We felt the tension in the DMZ, which is probably the most fortified border on Earth, with more than a million soldiers facing each other with enough artillery to obliterate each other in a matter of hours. Tension constantly runs high there -- more than 50 Americans, 1,000 South Koreans and countless North Koreans have died in skirmishes along the DMZ in the past 40 years, including one recently. The area is dotted with land mines and razor wire and concrete tank bunkers and Communist soldiers dug into mountainsides behind cast-iron "blast doors" to protect them against bombs dropped from American B-52s. 

We even attended a church service at Pongsu Church in Pyongyang, one of three churches that were allowed to operate in North Korea at the time – two Protestant and one Catholic.
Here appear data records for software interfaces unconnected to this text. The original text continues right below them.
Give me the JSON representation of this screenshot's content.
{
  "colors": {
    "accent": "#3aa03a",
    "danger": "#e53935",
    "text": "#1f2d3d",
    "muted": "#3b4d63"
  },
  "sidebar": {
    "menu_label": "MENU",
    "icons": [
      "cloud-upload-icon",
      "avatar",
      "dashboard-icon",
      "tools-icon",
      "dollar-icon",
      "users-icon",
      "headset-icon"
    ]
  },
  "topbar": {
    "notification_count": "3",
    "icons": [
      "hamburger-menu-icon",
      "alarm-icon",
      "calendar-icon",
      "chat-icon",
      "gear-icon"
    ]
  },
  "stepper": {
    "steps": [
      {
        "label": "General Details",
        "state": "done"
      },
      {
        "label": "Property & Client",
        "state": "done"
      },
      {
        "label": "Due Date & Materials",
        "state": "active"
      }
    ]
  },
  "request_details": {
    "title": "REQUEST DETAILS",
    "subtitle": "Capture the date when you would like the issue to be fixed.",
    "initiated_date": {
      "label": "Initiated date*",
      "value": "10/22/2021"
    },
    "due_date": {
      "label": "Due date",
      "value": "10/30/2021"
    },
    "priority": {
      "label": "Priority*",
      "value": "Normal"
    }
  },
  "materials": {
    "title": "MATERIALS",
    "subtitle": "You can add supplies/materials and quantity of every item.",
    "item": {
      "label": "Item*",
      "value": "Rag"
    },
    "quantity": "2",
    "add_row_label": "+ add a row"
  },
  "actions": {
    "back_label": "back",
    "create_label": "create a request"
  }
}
These “official” churches are strictly controlled, but there are known to be many illegal house churches operating secretly in the country.

Now comes the news that the U.S. State Department has again named North Korea as a state sponsor of terrorism in its “Country Reports” for 2006. The Stalinist country is one of five alleged state sponsors of terrorism along with Cuba, Iran, Syria and Sudan.

It is also believed that tens of thousands of Christians are currently suffering in North Korean prison camps. In fact, North Korea is suspected of detaining more political and religious prisoners than any other country in the world.

The communist country is characterized by a complete lack of religious freedom and of many human rights violations. For the fifth year in a row, Open Doors’ World Watch List ranks North Korea as the worst violator of religious rights in the world. Christianity is observed as one of the greatest threats to the regime’s power. The government will arrest not only the suspected dissident but also three generations of his family to root out the bad influence. Kim Jong-il is the “Great Leader” and has been exalted and revered as a god to be followed with unquestioned obedience.

I ask you all to pray for the people of North Korea and also pray that the country does indeed open up for the Gospel messengers from the South; that they will bring a Gospel of peace to a people who have seen little of that. It is only then that they will find true happiness!

© 2007 ASSIST News Service, used with permission